The Routledge Handbook of Shakespeare and Interface provides a ground-breaking investigation into media-specific spaces where Shakespeare is experienced. While such operations may be largely invisible to the average reader or viewer, the interface properties of books, screens, and stages profoundly mediate our cognitive engagement with Shakespeare.
This volume considers contemporary debates and questions including how mobile devices mediate the experience of Shakespeare; the impact of rapidly evolving virtual reality technologies and the interface architectures which condition Shakespearean plays; and how design elements of hypertext, menus, and screen navigation operate within internet Shakespeare spaces. Charting new frontiers, this diverse collection delivers fresh insight into human–computer interaction and user-experience theory, cognitive ecology, and critical approaches such as historical phenomenology. This volume also highlights the application of media and interface design theory to questions related to the medium of the play and its crucial interface with the body and mind.
Table of Contents
Clifford Werier and Paul Budra
Media and the embodied mind

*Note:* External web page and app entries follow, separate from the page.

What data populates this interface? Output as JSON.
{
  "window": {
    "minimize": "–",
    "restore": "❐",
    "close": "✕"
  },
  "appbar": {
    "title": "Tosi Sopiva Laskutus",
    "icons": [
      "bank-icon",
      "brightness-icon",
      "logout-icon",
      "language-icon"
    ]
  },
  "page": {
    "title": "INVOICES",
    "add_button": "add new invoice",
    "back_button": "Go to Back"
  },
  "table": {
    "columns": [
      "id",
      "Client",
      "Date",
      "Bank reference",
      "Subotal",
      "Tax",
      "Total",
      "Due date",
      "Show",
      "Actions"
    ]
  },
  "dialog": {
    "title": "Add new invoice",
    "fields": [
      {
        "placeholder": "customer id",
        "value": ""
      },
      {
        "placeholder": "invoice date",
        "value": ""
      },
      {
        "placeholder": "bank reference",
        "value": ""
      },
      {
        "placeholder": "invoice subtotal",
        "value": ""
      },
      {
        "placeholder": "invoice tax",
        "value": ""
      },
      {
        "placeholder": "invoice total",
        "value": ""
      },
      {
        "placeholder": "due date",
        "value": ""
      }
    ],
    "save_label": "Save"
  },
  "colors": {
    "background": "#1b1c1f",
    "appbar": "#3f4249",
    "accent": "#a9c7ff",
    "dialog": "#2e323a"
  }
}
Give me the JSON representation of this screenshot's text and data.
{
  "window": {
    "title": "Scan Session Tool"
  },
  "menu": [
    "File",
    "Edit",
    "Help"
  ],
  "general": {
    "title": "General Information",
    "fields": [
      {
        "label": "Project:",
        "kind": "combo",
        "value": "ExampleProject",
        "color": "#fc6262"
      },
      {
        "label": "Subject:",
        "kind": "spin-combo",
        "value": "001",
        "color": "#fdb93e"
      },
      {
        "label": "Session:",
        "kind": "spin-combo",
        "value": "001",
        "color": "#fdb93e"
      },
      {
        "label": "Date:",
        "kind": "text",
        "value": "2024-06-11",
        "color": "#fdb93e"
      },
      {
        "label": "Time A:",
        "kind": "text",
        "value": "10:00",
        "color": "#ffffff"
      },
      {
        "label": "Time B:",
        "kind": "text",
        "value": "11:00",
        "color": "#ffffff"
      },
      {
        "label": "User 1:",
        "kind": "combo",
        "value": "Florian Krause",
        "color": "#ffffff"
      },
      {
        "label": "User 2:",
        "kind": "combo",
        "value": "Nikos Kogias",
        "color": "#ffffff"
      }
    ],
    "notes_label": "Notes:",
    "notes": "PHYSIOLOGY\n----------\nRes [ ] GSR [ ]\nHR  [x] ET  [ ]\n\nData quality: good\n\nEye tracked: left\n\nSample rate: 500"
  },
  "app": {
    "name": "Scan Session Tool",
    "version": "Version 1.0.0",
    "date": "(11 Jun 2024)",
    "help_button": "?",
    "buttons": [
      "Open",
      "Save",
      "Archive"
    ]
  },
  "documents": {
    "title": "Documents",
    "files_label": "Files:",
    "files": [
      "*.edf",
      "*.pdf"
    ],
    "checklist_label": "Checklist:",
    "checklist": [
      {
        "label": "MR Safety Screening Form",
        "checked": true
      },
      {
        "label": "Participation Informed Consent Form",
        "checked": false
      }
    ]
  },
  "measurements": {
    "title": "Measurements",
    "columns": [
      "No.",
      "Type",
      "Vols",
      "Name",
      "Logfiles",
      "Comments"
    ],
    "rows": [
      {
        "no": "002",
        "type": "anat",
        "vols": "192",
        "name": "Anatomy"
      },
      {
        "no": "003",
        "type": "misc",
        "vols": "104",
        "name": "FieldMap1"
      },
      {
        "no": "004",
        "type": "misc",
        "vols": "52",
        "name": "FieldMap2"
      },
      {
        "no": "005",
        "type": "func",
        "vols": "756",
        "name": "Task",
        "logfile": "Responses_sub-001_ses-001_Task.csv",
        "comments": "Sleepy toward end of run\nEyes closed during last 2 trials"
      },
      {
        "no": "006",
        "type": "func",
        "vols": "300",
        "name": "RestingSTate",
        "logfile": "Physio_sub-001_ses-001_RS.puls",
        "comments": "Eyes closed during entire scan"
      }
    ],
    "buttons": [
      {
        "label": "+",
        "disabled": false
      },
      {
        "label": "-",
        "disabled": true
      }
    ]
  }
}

1 Reading Shakespeare: Interface and Cognitive Load
2 Shakespeare and Virtual Reality
Rebecca Bushnell and Michael Ullyot
3 All the Game Is a Stage: The Controller and Interface in Shakespearean Videogames Mark Kaethler
4 Voice as Interface
Apparent designs and hidden grounds
5 Shakespearean Interfaces and Worldmaking: Buried Narratives, Hidden Grounds, and the Culture of Adaptive Practice
6 What Are Interfaces For, Really?
7 Interface Design and Editorial Theory
8 Abstraction as Shakespearean Interface
Jonathan Lamb and Suzanne Tanner
Surfaces and depths
9 The Hamlet First Quarto (1603) and the Play of Typography
10 Desiring Bodies, Divine Violence and Typographic Interfaces in Champ Fleury and Venus and Adonis
11 "If you can command these elements": TEI Markup as Shakespearean Interface
Display, navigation, and functionality
12 "Into a thousand parts divide": The Pursuit of Precision in Shakespeare’s Interfaces
13 Does Jonson Break the Data Model? Interrelated Data Models for Early Modern English Drama
14 Browse as Interface in Shakespeare’s Texts and The World Shakespeare Bibliography Online
Heidi Craig and Laura Estill
15 "Make Your Best Use of This": A Case Study in User Experience Design for a Shakespeare Interface
16 Using Data and Design to Bring the New Variorum Shakespeare Online
Anne Burdick, Laura Mandell, Bryan Tarpley, and Katayoun Torabi
17 Mediating the Shakespeare User’s Digital Experience
Eric Johnson and Stacey Redick
Staging the interface
18 Access Points: Stage, Space, and/as Interface in the Early Modern Playhouses
19 The Heuristics of Interface: Shakespeare’s Cymbeline
20 Shakespeare Through the Bare Thrust Stage Interface
Interfacing with performance
21 Shakespeare’s Walking Story: Site-specific Theater in a Covid World
22 Interfacing Shakespeare Onscreen
23 Front to Front: Enactment as Interface
24 Zoom Shakespeare
Clifford Werier is Professor of English at Mount Royal University, Canada. His recent publications investigate time across media in Shakespearean jokes and the application of meme theory to the spread of contagious ideas in Coriolanus. He is the co-editor of Shakespeare and Consciousness (2016) and is the interface team leader on the Linked Early Modern Drama Online project.
Paul Budra is Professor of English at Simon Fraser University, Canada. He has published six books and numerous articles on early modern drama and contemporary popular culture. He is the director of SFU Publications and a past president of the Pacific Northwest Renaissance Society.